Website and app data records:
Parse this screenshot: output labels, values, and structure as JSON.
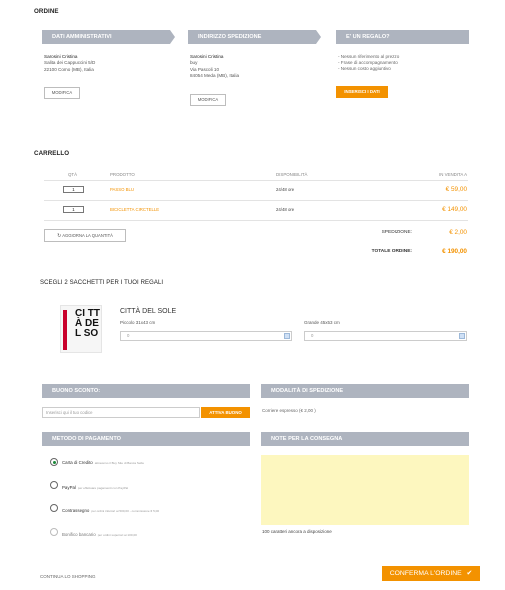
{
  "order": {
    "title": "ORDINE"
  },
  "admin": {
    "header": "DATI AMMINISTRATIVI",
    "lines": [
      "Sarosini Cristina",
      "Salita dei Cappuccini 5/D",
      "22100 Como (MB), Italia"
    ],
    "edit_label": "MODIFICA"
  },
  "shipping": {
    "header": "INDIRIZZO SPEDIZIONE",
    "lines": [
      "Sarosini Cristina",
      "buy",
      "Via Pascoli 10",
      "84054 Meda (MB), Italia"
    ],
    "edit_label": "MODIFICA"
  },
  "gift": {
    "header": "E' UN REGALO?",
    "items": [
      "- Nessun riferimento al prezzo",
      "- Frase di accompagnamento",
      "- Nessun costo aggiuntivo"
    ],
    "button": "INSERISCI I DATI"
  },
  "cart": {
    "title": "CARRELLO",
    "columns": {
      "qty": "QTÀ",
      "product": "PRODOTTO",
      "availability": "DISPONIBILITÀ",
      "price": "IN VENDITA A"
    },
    "rows": [
      {
        "qty": "1",
        "name": "PASSO BLU",
        "availability": "24/48 ore",
        "price": "€ 59,00"
      },
      {
        "qty": "1",
        "name": "BICICLETTA CIRCTELLE",
        "availability": "24/48 ore",
        "price": "€ 149,00"
      }
    ],
    "update_label": "AGGIORNA LA QUANTITÀ",
    "shipping_label": "SPEDIZIONE:",
    "shipping_value": "€ 2,00",
    "total_label": "TOTALE ORDINE:",
    "total_value": "€ 190,00"
  },
  "bags": {
    "title": "SCEGLI 2 SACCHETTI PER I TUOI REGALI",
    "city": "CITTÀ DEL SOLE",
    "image_text": "CI TTÀ DE L SO",
    "small_label": "Piccolo 31x43 cm",
    "large_label": "Grande 45x53 cm",
    "small_value": "0",
    "large_value": "0"
  },
  "discount": {
    "header": "BUONO SCONTO:",
    "placeholder": "Inserisci qui il tuo codice",
    "button": "ATTIVA BUONO"
  },
  "ship_mode": {
    "header": "MODALITÀ DI SPEDIZIONE",
    "value": "Corriere espresso (€ 2,00 )"
  },
  "payment": {
    "header": "METODO DI PAGAMENTO",
    "methods": [
      {
        "name": "Carta di Credito",
        "note": "attraverso il Buy Site di Banca Sella"
      },
      {
        "name": "PayPal",
        "note": "per effettuare pagamenti con PayPal"
      },
      {
        "name": "Contrassegno",
        "note": "per ordini inferiori ai 500,00 - commissione € 5,00"
      },
      {
        "name": "Bonifico bancario",
        "note": "per ordini superiori ai 100,00"
      }
    ]
  },
  "notes": {
    "header": "NOTE PER LA CONSEGNA",
    "counter": "100 caratteri ancora a disposizione"
  },
  "footer": {
    "continue": "CONTINUA LO SHOPPING",
    "confirm": "CONFERMA L'ORDINE"
  },
  "colors": {
    "accent": "#f39200",
    "bar": "#aeb4bf",
    "notes_bg": "#fdf7bf"
  }
}
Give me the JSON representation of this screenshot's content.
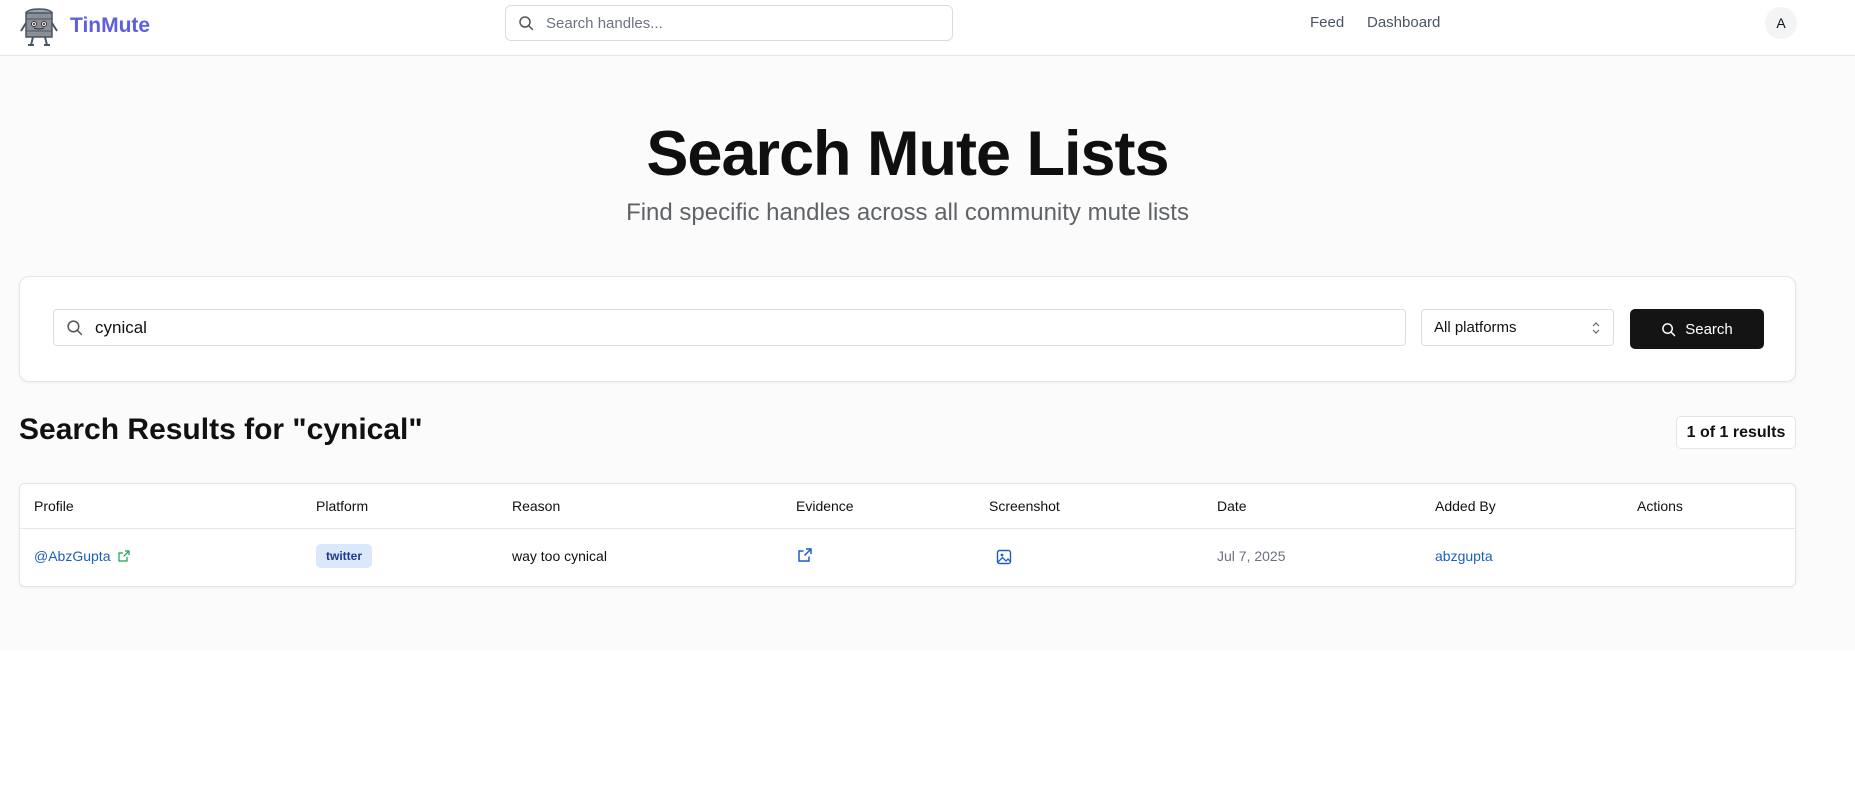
{
  "header": {
    "brand_name": "TinMute",
    "search_placeholder": "Search handles...",
    "nav": {
      "feed": "Feed",
      "dashboard": "Dashboard"
    },
    "avatar_initial": "A"
  },
  "hero": {
    "title": "Search Mute Lists",
    "subtitle": "Find specific handles across all community mute lists"
  },
  "search": {
    "query": "cynical",
    "platform_selected": "All platforms",
    "button_label": "Search"
  },
  "results": {
    "title": "Search Results for \"cynical\"",
    "count_label": "1 of 1 results",
    "columns": [
      "Profile",
      "Platform",
      "Reason",
      "Evidence",
      "Screenshot",
      "Date",
      "Added By",
      "Actions"
    ],
    "rows": [
      {
        "profile": "@AbzGupta",
        "platform": "twitter",
        "reason": "way too cynical",
        "date": "Jul 7, 2025",
        "added_by": "abzgupta"
      }
    ]
  },
  "colors": {
    "brand": "#5b5fe0",
    "link": "#1d5fbf",
    "button_bg": "#141414",
    "badge_bg": "#dbe7fb"
  },
  "icons": {
    "logo": "tin-can-mascot-icon",
    "search": "search-icon",
    "select": "chevron-updown-icon",
    "external_link": "external-link-icon",
    "screenshot": "image-icon"
  }
}
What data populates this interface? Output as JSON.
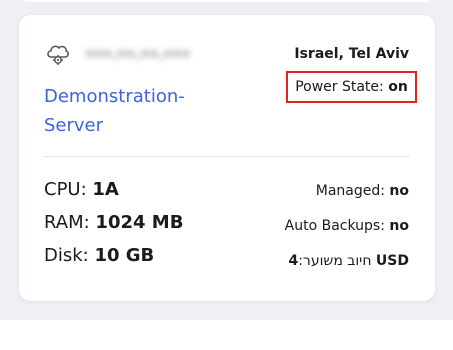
{
  "server": {
    "ip_masked": "•••.••.••.•••",
    "name": "Demonstration-Server",
    "location": "Israel, Tel Aviv",
    "power_label": "Power State:",
    "power_value": "on"
  },
  "specs": {
    "cpu_label": "CPU:",
    "cpu_value": "1A",
    "ram_label": "RAM:",
    "ram_value": "1024 MB",
    "disk_label": "Disk:",
    "disk_value": "10 GB"
  },
  "meta": {
    "managed_label": "Managed:",
    "managed_value": "no",
    "backups_label": "Auto Backups:",
    "backups_value": "no",
    "billing_currency": "USD",
    "billing_label": "חיוב משוער:",
    "billing_value": "4"
  },
  "colors": {
    "accent": "#3d63dd",
    "highlight_border": "#e02323",
    "background": "#eef0f6"
  },
  "icons": {
    "server": "cloud-gear-icon"
  }
}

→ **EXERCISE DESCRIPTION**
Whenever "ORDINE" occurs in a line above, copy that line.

→ **SOLUTION BELOW**
    "title": "ORDINE"
    "total_label": "TOTALE ORDINE:",
    "confirm": "CONFERMA L'ORDINE"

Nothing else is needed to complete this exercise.